The Raven Boys by Maggie Stiefvater
Source: Picked up at ALA
Publication date: September 18, 2012
Publisher: Scholastic Press
Series: Raven Cycle #1
Summary from Goodreads.com: “There are only two reasons a non-seer would see a spirit on St. Mark’s Eve,” Neeve said. “Either you’re his true love . . . or you killed him.”
It is freezing in the churchyard, even before the dead arrive.
Every year, Blue Sargent stands next to her clairvoyant mother as the soon-to-be dead walk past. Blue herself never sees them—not until this year, when a boy emerges from the dark and speaks directly to her.
His name is Gansey, and Blue soon discovers that he is a rich student at Aglionby, the local private school. Blue has a policy of staying away from Aglionby boys. Known as Raven Boys, they can only mean trouble.
But Blue is drawn to Gansey, in a way she can’t entirely explain. He has it all—family money, good looks, devoted friends—but he’s looking for much more than that. He is on a quest that has encompassed three other Raven Boys: Adam, the scholarship student who resents all the privilege around him; Ronan, the fierce soul who ranges from anger to despair; and Noah, the taciturn watcher of the four, who notices many things but says very little.
For as long as she can remember, Blue has been warned that she will cause her true love to die. She never thought this would be a problem. But now, as her life becomes caught up in the strange and sinister world of the Raven Boys, she’s not so sure anymore.

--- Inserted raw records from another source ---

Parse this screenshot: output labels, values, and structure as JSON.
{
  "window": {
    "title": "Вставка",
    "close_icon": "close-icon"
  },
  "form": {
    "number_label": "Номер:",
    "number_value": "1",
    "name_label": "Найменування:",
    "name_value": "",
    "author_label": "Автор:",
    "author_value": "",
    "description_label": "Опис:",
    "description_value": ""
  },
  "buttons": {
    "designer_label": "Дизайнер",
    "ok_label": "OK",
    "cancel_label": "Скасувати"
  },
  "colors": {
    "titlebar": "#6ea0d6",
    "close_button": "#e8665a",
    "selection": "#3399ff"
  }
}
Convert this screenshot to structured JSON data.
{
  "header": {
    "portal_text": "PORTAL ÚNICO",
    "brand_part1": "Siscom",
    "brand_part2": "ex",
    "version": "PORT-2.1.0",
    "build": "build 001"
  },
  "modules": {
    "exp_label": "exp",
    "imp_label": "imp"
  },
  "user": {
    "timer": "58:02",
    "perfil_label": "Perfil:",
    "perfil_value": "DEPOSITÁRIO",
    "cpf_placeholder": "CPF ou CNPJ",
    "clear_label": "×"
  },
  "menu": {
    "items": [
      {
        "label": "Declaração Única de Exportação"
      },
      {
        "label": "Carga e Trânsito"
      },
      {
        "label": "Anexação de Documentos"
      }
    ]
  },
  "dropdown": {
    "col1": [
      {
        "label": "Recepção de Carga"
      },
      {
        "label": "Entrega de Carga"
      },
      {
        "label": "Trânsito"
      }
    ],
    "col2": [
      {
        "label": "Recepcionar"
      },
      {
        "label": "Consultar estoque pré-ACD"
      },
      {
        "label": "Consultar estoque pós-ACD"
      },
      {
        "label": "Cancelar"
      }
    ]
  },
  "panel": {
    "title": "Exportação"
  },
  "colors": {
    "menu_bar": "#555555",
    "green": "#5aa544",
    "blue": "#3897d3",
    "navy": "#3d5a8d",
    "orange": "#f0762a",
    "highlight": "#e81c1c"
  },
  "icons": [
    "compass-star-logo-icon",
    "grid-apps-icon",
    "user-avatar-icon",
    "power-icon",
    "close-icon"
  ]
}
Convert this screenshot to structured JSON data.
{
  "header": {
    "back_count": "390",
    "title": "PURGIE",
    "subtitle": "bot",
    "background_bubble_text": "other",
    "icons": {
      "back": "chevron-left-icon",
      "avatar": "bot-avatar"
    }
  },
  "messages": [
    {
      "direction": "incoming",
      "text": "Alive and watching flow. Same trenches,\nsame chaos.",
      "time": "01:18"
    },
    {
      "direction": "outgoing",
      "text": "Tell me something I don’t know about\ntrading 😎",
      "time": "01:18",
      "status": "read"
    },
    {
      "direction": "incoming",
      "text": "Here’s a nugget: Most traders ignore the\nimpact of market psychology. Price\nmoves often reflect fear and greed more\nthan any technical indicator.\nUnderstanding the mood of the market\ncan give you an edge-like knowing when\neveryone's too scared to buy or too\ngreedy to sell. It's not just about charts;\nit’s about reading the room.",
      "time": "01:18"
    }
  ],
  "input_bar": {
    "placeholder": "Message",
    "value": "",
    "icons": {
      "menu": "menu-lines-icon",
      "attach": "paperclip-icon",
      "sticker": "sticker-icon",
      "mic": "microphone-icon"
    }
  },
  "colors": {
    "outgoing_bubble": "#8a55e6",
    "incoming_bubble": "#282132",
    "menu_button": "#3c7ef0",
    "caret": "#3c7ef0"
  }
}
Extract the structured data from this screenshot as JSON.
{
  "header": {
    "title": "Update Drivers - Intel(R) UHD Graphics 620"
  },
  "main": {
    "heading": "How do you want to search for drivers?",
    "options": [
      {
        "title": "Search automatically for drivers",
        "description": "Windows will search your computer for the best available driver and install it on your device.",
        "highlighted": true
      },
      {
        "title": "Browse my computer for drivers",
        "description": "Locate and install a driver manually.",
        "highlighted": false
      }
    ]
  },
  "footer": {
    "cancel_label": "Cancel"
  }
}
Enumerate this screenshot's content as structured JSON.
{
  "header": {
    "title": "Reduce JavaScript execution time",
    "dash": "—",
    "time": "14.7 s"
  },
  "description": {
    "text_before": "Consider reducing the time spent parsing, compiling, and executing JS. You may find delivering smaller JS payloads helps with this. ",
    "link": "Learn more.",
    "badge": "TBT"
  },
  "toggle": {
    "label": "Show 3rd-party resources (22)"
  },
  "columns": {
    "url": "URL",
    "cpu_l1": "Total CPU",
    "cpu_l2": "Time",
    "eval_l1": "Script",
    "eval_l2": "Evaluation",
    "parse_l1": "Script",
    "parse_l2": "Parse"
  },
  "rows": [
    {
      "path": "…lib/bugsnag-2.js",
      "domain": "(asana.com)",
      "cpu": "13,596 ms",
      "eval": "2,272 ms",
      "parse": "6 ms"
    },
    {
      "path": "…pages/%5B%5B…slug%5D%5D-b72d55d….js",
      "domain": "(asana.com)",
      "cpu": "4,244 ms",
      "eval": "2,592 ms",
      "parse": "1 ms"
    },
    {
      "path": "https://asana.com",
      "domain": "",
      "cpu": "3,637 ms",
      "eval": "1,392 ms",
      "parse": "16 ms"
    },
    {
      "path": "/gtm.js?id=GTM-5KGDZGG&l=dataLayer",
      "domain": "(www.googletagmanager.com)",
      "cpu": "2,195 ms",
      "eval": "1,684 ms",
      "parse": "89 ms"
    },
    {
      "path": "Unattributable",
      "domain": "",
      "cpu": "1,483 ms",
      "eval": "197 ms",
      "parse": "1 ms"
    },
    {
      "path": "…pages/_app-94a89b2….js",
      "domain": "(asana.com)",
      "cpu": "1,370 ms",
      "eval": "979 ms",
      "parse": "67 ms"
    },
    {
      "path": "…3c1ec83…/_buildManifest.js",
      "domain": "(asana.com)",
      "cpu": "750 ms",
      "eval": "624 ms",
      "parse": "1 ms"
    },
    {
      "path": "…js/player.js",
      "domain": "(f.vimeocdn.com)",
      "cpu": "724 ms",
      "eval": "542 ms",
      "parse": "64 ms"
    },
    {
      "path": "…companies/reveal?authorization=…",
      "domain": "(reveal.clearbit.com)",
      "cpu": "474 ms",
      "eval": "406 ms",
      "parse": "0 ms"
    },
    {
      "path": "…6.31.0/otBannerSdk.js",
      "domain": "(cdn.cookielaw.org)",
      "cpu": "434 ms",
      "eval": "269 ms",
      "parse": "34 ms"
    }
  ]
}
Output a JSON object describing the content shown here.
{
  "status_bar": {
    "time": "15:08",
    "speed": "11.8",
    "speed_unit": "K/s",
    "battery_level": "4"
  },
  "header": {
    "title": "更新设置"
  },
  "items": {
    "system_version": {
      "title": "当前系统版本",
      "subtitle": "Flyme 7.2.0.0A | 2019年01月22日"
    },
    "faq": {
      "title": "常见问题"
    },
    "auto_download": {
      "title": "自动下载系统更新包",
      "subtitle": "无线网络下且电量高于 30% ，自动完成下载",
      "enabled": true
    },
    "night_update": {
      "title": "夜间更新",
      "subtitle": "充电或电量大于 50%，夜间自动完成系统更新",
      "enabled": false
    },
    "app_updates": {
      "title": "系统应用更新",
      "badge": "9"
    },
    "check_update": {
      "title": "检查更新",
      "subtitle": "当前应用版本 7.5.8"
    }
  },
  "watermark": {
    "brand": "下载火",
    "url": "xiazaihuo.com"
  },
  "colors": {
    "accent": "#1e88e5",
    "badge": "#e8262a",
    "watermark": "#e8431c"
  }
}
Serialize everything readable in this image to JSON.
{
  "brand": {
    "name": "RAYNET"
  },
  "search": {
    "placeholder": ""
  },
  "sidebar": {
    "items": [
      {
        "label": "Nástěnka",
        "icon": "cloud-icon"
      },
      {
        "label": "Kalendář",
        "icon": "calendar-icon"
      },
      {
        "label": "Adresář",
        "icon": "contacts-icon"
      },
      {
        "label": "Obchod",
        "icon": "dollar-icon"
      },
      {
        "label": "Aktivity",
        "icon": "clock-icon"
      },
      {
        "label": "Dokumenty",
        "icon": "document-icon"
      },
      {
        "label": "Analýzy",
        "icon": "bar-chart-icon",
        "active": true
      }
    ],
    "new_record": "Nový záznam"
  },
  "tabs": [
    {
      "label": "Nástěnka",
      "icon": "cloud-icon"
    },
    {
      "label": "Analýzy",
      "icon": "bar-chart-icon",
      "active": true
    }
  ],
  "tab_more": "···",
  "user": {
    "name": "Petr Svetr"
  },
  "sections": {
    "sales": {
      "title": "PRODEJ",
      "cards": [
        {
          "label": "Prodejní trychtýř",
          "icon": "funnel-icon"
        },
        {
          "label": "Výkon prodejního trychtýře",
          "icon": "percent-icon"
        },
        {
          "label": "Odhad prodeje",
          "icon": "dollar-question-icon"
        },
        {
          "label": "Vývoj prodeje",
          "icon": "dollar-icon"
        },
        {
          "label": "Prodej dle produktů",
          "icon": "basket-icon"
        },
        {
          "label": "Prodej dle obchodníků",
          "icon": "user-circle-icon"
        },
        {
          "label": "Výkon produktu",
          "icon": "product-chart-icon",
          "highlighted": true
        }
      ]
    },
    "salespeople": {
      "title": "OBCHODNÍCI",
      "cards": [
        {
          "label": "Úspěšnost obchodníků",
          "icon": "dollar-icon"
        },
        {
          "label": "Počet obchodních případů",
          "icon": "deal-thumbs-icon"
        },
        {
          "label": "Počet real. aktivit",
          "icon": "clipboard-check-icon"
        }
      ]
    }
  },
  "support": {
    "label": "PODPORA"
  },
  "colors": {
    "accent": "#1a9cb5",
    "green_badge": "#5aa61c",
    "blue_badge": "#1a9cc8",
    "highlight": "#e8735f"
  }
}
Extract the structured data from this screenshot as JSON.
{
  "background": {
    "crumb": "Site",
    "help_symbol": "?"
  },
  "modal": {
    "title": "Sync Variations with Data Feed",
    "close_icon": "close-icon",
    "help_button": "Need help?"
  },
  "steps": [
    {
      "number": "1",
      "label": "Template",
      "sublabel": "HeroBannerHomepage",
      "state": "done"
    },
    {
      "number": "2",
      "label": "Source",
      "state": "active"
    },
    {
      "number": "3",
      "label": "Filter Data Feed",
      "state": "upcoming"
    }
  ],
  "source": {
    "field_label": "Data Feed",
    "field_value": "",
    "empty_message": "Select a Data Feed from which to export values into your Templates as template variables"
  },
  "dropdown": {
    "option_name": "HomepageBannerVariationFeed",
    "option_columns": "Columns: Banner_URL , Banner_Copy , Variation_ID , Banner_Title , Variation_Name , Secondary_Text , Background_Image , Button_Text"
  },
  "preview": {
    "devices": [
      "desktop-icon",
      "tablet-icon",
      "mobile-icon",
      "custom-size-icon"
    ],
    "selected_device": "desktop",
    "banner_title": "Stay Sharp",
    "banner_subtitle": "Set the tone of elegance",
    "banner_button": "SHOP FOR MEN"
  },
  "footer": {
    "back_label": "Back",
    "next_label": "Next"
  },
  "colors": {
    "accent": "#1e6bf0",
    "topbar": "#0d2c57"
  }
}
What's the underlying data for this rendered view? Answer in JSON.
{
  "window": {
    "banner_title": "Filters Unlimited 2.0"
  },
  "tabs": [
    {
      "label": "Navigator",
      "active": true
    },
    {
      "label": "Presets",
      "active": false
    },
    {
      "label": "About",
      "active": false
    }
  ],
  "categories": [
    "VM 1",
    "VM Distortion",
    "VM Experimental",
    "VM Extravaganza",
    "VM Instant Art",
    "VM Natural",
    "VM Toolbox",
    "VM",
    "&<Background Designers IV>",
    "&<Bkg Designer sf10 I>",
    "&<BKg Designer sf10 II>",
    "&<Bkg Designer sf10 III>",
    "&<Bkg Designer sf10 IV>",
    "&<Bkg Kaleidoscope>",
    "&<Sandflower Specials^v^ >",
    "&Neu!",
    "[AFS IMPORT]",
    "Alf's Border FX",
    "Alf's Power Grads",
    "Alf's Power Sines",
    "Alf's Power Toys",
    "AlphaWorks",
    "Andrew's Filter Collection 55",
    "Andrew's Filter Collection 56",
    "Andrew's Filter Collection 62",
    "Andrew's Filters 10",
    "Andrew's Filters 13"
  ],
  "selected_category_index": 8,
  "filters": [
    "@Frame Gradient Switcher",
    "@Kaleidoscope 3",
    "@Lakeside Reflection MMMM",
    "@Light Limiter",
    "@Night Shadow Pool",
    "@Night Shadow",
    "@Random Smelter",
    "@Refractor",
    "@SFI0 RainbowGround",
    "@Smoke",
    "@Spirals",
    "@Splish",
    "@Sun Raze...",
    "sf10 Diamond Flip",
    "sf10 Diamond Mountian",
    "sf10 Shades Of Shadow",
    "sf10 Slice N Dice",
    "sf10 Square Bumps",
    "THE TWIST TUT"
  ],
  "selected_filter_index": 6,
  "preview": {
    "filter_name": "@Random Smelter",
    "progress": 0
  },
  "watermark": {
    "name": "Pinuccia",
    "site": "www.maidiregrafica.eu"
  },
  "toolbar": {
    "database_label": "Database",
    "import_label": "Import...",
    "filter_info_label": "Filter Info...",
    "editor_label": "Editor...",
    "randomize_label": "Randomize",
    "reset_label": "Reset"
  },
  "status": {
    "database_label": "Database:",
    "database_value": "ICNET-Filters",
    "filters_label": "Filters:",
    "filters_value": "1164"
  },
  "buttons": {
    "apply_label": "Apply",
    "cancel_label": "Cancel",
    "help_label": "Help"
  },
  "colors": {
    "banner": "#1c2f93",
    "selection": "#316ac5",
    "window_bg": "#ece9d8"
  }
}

I really wanted to like this book and friends kept telling me it got better (which it did) but unfortunately never really caught my attention. I swear the book moved along at a snail’s pace and was painful to read for the first 150 or so pages. Then it did pick up a bit but I never became invested in the story or the characters. Blue’s character was blah and Gansey almost caught my eye but not quite. For the most part I didn’t really get that the two of them were attracted to each other except for a line or two scattered throughout the book. There were more scenes of Blue being attracted to Gansey’s friend, Adam, but even that was sporadic and never felt like it would go anywhere. I couldn’t stand Adam’s character. I get that he’s from a poor, abusive family and he feels the need to make his own way in the world. I can understand feeling inadequate and resentful of Gansey’s money. What I don’t get is why Adam stupidly refuses help when he really needs it just because of this need to succeed on his own. I don’t see why accepting some help here and there would mean he was a failure. He embodied the statement about someone cutting off their own nose to spite their face.
The story itself felt like it meandered here and there with no real destination in mind and then the end of the book rushes to the climax. The villain was obvious and came across more as a pathetic little child who never grew up. The closing scene with Gansey’s group of friends and Blue felt awkward and left me with no desire to read the next book in the series.
I’m beginning to think Maggie’s books just aren’t for me since I wasn’t all that into Shiver. So if you enjoyed her other books you should probably still check this one out.
Here are the thoughts of others who really enjoyed the book: